BERLIN (Reuters) - Champions League club Bayer Leverkusen and Schalke 04 will stage their winter training camps in Florida and will play in the Florida Cup as the German clubs look to expand their exposure in North America, they said on Friday.
Leverkusen will play in the eight-team tournament along with Brazilian sides Fluminense and Corinthians as well as Schalke 04 and will make the trip for the second consecutive year. Their two games in the tournament will be on Jan. 10 and 13. The other four teams are still to be confirmed.
“The United States are for us a hugely attractive market and financially very interesting,” said Leverkusen CEO Michael Schade. “Bayer 04 had very good experiences in this respect on their first trip (in January 2015) to Florida and we are convinced that potential sponsors and partners will appreciate this international platform.”
Schalke had spent the past four years preparing for the second half of the Bundesliga season in Qatar in an agreement with the Aspire academy for sports excellence in Doha.
The Ruhr valley club said it was time for a change as they were also drawn to America, with soccer gaining considerable ground over other traditional U.S. sports in recent years.
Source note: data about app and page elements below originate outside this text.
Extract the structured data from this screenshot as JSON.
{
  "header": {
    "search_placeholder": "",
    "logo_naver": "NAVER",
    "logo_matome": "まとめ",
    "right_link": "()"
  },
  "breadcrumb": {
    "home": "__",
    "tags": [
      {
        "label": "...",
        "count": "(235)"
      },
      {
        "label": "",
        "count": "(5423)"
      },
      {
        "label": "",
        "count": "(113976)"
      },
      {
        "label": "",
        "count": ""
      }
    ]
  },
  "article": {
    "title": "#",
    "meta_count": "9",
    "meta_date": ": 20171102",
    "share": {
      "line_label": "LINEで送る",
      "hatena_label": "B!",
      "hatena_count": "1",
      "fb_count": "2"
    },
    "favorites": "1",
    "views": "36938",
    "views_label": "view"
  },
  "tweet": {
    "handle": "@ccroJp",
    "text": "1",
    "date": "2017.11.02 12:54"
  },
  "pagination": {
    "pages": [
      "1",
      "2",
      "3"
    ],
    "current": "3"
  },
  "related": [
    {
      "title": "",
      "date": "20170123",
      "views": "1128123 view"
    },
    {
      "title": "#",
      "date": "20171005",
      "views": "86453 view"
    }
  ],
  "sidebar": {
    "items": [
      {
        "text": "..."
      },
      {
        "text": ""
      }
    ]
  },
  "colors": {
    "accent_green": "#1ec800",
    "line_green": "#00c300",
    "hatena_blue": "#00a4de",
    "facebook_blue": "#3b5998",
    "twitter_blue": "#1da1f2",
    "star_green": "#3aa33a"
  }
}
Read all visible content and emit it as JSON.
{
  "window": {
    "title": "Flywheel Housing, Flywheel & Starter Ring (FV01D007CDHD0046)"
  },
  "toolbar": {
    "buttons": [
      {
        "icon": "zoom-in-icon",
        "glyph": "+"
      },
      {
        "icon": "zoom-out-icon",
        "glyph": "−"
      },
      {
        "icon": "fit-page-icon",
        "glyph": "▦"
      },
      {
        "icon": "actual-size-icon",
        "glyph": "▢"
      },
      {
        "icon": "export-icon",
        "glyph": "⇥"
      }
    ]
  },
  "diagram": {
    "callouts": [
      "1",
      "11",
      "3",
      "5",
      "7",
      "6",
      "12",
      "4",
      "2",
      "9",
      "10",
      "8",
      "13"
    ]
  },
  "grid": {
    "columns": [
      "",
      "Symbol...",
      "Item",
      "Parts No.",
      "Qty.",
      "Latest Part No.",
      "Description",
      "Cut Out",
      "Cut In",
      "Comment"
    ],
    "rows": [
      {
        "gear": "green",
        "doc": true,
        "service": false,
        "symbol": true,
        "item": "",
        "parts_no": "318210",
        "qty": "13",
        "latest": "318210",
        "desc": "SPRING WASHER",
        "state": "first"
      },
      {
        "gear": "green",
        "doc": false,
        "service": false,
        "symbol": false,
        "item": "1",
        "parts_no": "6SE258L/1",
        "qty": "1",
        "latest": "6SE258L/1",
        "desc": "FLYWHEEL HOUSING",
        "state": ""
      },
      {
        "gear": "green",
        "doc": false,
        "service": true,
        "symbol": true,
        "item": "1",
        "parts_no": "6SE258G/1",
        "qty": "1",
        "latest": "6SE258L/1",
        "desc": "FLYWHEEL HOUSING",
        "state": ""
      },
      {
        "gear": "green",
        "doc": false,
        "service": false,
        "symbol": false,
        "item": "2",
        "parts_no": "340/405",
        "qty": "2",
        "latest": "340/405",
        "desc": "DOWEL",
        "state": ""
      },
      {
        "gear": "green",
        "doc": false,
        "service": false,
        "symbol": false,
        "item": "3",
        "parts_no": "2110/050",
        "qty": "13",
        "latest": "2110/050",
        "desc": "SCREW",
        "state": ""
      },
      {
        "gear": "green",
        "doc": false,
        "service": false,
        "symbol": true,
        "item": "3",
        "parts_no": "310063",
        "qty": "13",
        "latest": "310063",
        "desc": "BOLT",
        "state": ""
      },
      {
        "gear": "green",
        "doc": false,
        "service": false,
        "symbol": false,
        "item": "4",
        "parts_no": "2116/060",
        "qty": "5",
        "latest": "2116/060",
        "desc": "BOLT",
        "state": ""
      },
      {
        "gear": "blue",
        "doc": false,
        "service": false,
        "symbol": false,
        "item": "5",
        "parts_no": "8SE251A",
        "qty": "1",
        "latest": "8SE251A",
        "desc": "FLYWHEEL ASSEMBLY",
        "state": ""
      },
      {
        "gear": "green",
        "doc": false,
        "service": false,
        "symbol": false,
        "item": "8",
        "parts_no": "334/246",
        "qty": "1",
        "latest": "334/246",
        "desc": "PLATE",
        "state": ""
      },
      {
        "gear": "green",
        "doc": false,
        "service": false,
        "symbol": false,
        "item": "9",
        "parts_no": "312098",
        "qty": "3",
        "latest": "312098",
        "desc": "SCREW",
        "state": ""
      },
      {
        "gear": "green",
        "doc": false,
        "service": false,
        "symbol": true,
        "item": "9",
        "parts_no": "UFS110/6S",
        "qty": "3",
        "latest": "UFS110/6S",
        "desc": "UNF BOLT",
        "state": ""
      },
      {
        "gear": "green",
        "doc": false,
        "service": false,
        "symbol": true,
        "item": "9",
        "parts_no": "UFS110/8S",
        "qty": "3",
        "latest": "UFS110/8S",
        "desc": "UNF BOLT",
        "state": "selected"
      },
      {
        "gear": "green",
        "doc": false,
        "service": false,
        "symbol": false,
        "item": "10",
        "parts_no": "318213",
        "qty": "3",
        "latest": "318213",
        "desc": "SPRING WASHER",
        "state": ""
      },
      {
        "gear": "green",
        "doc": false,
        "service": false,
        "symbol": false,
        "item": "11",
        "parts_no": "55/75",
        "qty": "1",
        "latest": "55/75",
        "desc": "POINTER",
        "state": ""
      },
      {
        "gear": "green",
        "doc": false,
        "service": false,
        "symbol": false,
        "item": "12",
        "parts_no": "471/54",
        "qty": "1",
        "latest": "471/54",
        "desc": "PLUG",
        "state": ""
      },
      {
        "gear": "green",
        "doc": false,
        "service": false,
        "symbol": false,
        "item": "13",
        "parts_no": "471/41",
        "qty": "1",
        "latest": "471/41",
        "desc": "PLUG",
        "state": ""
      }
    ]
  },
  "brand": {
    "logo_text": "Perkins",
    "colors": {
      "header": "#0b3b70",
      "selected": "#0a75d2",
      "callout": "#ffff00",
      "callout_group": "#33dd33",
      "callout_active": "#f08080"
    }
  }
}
The Major Soccer League is expanding to 23 teams by 2018. MLS grew to 20 clubs this season with Orlando City and New York City FC both joining the league. Two more clubs, Atlanta and a second Los Angeles team, will enter MLS in 2017 as more and more big name European players cross the Atlantic to play there.
The U.S. national teams, both men’s and women‘s, are also witnessing growing support.
“The United States are an important market and so we are happy that we found there the perfect conditions and outstanding climate to set the foundations for a successful second half to the season,” said Schalke marketing director Alexander Jobst said in a statement.
Bundesliga champions Bayern Munich have already got a foothold on the continent, having opened an office in New York last year.
The German league that starts next week, traditionally stops for about five to six weeks between the middle of December and the end of January.
Reporting by Karolos Grohmann; editing by Amlan Chakraborty